Within the listing, each line that has the string "kind" should be copied.

+--

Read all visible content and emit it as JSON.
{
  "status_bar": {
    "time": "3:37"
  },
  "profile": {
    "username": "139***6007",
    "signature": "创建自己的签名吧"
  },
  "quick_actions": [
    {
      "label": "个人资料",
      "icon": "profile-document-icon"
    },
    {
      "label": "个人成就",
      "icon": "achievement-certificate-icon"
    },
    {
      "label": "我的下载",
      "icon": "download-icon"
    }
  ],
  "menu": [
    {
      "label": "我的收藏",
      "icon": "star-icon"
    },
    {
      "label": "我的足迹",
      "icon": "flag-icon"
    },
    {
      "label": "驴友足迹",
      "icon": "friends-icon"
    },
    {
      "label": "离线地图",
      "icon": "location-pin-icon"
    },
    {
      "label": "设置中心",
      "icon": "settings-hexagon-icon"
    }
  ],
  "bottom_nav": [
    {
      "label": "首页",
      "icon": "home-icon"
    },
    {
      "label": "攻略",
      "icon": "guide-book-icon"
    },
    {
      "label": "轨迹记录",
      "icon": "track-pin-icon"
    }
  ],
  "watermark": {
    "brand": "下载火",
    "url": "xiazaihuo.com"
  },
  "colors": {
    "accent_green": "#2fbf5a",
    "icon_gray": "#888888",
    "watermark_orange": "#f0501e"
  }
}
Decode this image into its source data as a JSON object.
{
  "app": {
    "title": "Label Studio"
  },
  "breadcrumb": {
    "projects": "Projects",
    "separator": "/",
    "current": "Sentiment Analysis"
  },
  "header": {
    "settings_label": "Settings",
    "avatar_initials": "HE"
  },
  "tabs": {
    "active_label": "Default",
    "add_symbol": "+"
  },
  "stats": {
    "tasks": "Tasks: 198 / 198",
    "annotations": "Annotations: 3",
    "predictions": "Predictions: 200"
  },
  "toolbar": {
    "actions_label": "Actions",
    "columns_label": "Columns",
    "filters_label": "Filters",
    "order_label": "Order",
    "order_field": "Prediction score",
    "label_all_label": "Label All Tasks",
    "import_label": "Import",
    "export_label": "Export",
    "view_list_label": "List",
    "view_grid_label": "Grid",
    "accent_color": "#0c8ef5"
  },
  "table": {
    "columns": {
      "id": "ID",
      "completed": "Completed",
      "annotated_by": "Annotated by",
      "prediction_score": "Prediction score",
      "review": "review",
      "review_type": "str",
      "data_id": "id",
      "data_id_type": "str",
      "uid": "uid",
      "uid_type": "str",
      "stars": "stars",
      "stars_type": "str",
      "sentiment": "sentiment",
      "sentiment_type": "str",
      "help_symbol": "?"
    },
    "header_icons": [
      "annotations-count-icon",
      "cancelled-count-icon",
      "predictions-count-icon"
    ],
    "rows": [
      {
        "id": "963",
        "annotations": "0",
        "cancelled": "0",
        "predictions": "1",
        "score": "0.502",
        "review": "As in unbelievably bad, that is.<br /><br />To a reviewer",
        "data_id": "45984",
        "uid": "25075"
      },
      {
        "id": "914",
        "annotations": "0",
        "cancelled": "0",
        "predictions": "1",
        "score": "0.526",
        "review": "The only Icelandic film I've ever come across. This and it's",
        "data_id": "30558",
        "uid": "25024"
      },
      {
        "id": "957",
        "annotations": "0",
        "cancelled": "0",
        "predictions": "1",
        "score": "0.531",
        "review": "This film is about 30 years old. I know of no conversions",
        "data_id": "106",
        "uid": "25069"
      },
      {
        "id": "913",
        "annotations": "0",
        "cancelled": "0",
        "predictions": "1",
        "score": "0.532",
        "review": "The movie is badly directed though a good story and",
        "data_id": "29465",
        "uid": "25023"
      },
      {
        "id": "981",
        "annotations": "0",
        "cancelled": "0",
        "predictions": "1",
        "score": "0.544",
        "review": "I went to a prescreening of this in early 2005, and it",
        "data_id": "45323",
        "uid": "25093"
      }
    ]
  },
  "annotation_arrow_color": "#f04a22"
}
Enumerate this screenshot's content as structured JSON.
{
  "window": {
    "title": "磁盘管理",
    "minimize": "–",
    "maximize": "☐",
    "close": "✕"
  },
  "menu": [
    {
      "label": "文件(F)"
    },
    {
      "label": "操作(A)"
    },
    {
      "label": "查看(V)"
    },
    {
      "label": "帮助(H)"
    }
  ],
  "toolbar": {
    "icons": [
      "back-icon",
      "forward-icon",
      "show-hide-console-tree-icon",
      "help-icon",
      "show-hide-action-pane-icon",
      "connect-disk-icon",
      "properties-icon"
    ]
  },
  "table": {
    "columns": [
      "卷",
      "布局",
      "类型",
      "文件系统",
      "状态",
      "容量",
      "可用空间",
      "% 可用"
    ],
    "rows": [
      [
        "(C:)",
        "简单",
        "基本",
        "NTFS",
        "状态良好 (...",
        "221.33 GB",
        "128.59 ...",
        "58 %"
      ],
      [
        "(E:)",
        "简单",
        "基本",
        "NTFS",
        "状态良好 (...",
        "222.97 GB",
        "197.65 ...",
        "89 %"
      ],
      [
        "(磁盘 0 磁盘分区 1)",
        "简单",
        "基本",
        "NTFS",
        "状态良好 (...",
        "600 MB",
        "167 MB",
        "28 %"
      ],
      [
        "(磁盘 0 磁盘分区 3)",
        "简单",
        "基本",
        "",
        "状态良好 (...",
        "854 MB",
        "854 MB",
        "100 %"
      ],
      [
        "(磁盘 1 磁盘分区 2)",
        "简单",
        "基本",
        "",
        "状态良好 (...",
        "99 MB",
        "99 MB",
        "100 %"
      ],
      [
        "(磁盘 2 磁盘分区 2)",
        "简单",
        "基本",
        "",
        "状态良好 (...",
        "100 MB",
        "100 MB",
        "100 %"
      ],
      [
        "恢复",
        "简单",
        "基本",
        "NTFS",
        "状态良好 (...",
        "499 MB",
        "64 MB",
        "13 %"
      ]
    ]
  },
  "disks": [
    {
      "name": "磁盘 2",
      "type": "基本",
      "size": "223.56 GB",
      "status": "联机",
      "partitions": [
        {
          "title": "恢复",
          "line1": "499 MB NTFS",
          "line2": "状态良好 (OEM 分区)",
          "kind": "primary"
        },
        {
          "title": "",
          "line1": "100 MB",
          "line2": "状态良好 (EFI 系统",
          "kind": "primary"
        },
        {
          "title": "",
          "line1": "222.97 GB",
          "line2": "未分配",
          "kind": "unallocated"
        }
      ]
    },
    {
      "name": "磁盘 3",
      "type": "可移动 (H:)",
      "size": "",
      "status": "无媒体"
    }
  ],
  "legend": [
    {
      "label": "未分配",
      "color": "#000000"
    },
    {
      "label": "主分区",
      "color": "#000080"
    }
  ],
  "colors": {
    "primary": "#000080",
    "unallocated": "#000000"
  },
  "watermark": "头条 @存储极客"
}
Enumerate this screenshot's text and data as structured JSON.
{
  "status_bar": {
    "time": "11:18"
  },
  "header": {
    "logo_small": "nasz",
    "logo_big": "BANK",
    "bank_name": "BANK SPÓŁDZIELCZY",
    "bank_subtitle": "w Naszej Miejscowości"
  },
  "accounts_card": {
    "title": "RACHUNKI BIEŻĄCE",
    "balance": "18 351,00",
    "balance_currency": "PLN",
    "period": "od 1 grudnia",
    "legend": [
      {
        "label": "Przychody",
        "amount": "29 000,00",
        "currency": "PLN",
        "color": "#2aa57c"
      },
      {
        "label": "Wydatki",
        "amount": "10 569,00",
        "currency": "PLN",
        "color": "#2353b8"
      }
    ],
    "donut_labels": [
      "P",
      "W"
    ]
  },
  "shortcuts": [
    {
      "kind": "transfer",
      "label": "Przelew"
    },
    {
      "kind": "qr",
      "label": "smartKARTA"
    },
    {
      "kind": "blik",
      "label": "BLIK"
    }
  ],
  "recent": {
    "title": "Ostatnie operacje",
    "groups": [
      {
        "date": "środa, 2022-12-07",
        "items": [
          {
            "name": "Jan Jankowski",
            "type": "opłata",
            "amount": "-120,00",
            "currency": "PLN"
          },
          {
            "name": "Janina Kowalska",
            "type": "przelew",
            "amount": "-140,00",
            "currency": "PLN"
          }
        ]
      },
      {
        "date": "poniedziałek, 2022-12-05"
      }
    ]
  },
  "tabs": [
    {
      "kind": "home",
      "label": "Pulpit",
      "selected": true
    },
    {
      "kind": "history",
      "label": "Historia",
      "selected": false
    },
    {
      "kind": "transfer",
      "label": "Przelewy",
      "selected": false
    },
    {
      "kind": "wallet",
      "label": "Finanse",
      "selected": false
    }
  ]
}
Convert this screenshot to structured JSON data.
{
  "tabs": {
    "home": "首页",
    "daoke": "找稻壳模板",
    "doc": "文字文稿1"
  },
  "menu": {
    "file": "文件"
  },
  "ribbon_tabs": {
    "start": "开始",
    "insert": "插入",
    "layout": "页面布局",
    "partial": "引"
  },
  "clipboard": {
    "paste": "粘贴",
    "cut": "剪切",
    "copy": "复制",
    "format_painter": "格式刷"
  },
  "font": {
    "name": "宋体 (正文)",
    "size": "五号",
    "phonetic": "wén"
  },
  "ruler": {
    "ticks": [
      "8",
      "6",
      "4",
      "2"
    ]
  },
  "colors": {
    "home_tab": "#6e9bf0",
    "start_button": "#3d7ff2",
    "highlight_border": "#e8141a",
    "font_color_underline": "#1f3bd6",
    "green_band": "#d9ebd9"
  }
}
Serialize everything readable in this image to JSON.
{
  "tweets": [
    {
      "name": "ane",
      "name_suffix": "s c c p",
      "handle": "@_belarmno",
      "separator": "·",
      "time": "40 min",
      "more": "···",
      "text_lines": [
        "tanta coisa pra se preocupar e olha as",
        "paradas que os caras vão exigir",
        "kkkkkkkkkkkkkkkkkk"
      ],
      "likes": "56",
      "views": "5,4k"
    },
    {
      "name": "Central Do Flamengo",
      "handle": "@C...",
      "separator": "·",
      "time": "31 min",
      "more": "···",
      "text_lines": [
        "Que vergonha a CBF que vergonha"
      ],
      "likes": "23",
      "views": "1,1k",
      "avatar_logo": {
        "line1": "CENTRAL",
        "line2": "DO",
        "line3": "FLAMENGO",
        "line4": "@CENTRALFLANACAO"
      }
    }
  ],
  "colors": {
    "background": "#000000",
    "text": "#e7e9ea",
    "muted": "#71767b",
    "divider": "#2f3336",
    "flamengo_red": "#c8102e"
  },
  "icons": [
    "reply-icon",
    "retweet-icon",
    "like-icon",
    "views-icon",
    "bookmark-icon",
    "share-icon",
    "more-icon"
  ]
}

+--

Task output >>
          "kind": "primary"
          "kind": "primary"
          "kind": "unallocated"
      "kind": "transfer",
      "kind": "qr",
      "kind": "blik",
      "kind": "home",
      "kind": "history",
      "kind": "transfer",
      "kind": "wallet",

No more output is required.